Many pet owners exacerbate this issue by trying to “train” the dog not to guard. They begin interacting with the dog more while they’re eating or when they have a chew.
Or even worse, they might make it a point to periodically take the dog’s food away while they’re eating and then give it back to them. “Practice makes perfect!” Right? Wrong.
You should not, under any circumstances, attempt to “train” away resource guarding. Every single time your dog repeats the behavior, you are making the situation worse. Every repetition makes them more likely to resource guard the next time you approach them. Stopping repetition is the only way to address this issue.
If you’ve stopped repetition and still have trouble with resource guarding against your pup, you should seek additional help in our Ask the Trainer forum.
Puppy Aggression Towards Other Dogs
Most young puppies don’t show aggression towards other dogs. If you toss a new puppy into a situation with a dog they’ve never met, and that dog immediately gets into their face, they might growl and curl their lips up in fear. However, those behaviors occur more due to fear and overwhelming than actual aggression.
With that said, as a puppy gets older they can develop aggression towards strange dogs if you do not socialize them properly. For example, you might find that when you’re walking them on a leash and they encounter another dog, they approach stiffly, and when the dog gets too close they might growl or snap at them.
This usually comes as a surprise, because the puppy might have met another dog a few weeks before and behaved totally normally.
In these types of instances, puppies can decline in their socialization quite suddenly. This is especially true with dogs who do not appear happy to see other dogs. If your pup simply approaches the other dog but appears uncomfortable with their advances or attempts to play, it’s important to focus on positive socialization that ends well for your pup.
Many pet owners attempt to socialize their puppies but end up having the opposite effect when they overwhelm them with new places, people, or dogs.
How Leash Reactivity and Aggression Arises
Let’s look at an example. Say our puppy, Max is a bit wary of new dogs. They tolerate strange dogs approaching, and don’t growl or snap. However, they aren’t excited to see them and don’t attempt to play with the other dogs they meet.
Max has a few interactions with some dogs that are way too rambunctious for his taste. The dogs immediately get into his face to sniff him, and he stands stiffly waiting for them to back off. He doesn’t growl, but he is becoming overwhelmed. This happens again the next time Max goes out on a leash. It repeats again the next time.
Eventually, when Max sees another dog approaching, he becomes anxious. He anticipates another uncomfortable interaction with a dog that is too pushy.
When the dog approaches him and gets in his face, Max growls.

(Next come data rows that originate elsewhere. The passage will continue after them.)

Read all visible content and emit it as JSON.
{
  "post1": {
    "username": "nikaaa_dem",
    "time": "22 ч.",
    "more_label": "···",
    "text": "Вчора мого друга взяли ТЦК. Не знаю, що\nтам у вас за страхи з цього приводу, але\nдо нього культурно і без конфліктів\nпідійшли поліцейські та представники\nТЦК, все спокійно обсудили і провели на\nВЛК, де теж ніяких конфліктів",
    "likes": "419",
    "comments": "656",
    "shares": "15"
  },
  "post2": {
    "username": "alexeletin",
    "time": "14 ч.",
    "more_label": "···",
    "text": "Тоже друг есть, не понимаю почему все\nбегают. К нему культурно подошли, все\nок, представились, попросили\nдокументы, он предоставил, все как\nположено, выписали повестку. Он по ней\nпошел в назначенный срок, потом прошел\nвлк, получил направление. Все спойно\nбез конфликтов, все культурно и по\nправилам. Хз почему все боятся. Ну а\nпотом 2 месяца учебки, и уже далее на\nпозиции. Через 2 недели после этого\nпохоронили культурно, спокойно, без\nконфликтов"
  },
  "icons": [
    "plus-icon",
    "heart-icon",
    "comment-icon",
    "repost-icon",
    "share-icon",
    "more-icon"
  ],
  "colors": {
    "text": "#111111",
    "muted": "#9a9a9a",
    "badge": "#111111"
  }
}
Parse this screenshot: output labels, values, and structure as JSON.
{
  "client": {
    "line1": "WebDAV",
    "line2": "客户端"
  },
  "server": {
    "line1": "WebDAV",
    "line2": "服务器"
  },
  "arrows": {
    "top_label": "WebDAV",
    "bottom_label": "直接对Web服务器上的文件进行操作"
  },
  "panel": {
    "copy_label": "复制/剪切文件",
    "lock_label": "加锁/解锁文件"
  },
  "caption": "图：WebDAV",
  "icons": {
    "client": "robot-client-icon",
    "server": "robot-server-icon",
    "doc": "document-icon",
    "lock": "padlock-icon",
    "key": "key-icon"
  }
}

The dog, who is rambunctious and blind to Max’s signals that he’s uncomfortable, continues to sniff him pushily and Max snaps at him.
Max’s owner, surprised at this “new” development, pulls Max away and scolds him. Of course, this further adds a punishing element to interacting with other dogs, making Max’s developing aggression even worse.
As you can see from our example with Max, reading your dog’s body language and understanding how your reaction can influence their behavior is important when dealing with aggression!